Return each line of the records holding the string "title".

*** Opening of Data for review ***

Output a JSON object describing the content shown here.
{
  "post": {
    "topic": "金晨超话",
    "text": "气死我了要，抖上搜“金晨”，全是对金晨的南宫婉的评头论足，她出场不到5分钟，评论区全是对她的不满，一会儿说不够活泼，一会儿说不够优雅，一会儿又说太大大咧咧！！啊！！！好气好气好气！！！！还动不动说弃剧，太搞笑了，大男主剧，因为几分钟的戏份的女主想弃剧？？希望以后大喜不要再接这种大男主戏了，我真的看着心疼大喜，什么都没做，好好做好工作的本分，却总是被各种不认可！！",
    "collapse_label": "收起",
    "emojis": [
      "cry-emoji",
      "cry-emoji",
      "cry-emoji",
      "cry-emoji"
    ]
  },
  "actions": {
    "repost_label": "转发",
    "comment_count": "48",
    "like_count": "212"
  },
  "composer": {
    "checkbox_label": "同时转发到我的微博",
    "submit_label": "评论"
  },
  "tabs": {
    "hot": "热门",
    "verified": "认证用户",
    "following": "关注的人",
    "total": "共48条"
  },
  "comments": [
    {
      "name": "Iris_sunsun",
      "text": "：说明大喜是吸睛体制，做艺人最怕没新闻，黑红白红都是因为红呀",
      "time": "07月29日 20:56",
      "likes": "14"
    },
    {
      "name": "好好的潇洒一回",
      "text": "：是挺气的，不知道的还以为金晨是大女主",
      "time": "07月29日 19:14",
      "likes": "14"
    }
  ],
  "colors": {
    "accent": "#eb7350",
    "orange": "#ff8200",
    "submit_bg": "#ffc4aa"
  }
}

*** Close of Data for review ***
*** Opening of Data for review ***

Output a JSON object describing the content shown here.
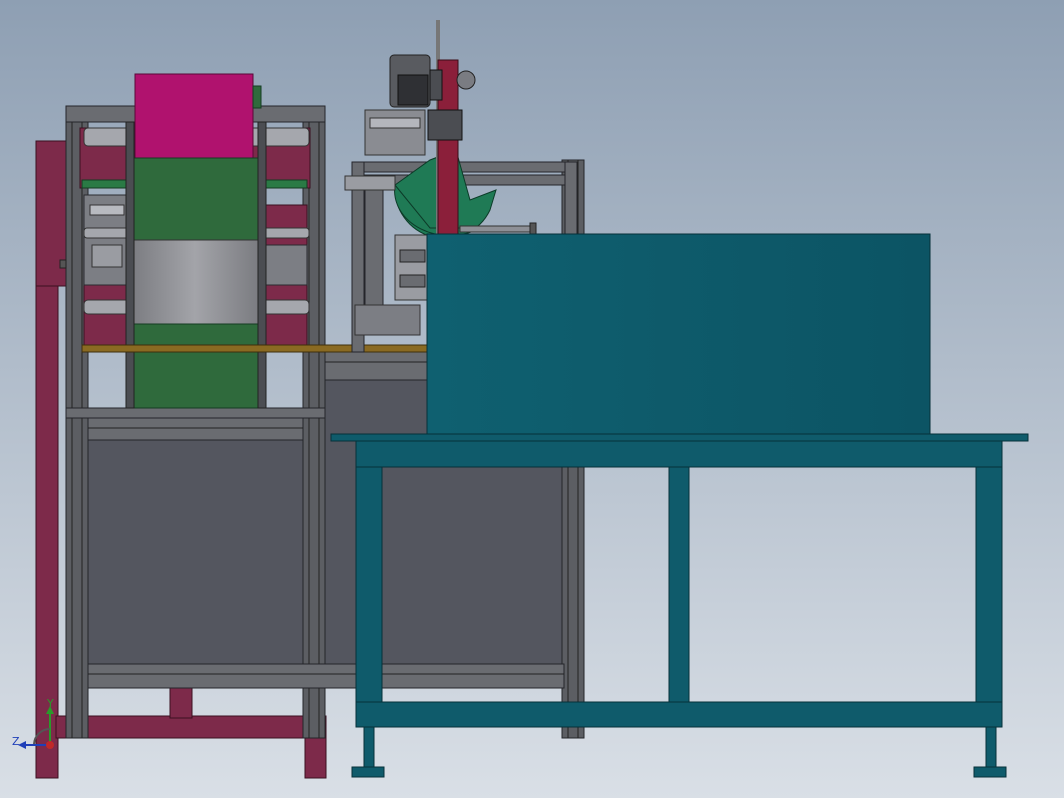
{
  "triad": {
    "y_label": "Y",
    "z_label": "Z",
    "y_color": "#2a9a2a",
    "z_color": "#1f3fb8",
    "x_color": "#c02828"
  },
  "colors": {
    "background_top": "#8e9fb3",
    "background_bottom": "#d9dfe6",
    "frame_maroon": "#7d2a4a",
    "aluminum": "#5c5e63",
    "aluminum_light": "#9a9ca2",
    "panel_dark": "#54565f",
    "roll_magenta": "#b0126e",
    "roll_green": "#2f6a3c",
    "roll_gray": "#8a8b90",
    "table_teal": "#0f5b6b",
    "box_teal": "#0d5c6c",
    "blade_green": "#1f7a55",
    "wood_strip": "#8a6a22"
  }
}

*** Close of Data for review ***
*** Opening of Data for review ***

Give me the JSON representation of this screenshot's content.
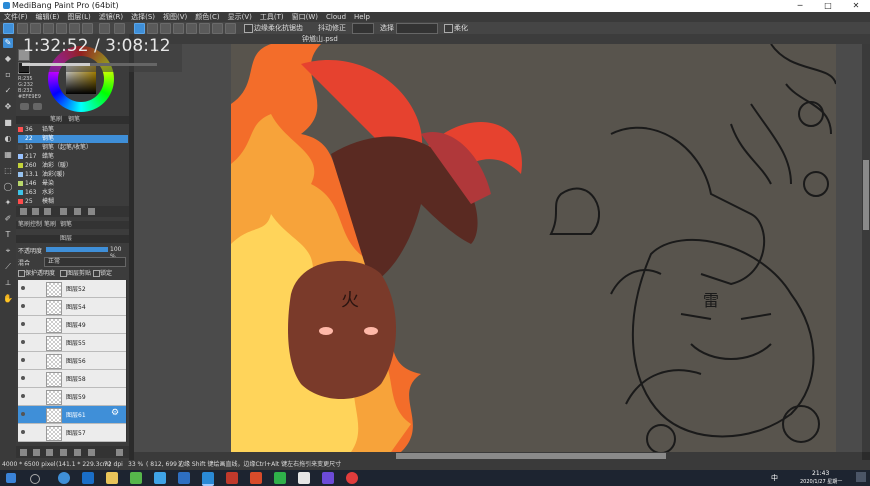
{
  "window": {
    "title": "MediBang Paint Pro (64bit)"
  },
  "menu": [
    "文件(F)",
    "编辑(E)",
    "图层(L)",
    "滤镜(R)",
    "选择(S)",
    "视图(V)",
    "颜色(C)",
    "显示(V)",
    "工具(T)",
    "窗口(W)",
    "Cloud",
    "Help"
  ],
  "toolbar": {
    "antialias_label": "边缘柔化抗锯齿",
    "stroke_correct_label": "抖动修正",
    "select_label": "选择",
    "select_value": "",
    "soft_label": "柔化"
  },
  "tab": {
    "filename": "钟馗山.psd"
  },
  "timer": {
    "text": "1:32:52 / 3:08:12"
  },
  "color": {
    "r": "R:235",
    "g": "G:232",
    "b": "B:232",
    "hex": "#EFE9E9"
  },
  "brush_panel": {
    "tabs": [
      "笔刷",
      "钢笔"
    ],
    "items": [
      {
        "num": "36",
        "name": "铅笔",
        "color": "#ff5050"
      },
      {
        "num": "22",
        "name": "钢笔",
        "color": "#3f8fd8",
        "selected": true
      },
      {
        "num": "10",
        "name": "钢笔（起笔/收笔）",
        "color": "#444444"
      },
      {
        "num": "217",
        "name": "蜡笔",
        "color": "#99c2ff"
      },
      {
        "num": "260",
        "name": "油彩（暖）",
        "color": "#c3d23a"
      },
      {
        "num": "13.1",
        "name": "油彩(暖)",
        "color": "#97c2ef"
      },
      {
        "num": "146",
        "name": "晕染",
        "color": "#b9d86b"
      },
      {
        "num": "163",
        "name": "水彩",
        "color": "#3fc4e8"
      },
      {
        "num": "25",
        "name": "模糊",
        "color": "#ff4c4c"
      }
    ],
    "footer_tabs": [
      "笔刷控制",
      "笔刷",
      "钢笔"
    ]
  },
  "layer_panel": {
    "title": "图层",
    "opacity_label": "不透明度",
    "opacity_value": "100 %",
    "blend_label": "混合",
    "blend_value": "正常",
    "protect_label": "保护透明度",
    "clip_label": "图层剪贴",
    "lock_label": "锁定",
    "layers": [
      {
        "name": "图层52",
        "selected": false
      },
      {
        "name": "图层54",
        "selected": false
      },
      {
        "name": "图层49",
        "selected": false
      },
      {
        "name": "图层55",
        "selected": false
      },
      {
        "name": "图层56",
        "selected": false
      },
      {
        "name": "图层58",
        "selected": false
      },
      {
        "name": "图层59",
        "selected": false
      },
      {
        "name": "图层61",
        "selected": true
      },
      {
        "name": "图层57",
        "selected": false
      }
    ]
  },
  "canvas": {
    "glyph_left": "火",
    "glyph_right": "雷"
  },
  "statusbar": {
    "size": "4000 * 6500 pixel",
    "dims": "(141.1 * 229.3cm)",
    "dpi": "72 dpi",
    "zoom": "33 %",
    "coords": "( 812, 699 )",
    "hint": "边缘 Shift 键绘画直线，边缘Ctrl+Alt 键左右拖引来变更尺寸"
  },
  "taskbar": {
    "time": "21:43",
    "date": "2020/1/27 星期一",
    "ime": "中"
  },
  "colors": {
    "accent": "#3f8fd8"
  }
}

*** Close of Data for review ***

Response box
    "title": "MediBang Paint Pro (64bit)"
    "title": "图层",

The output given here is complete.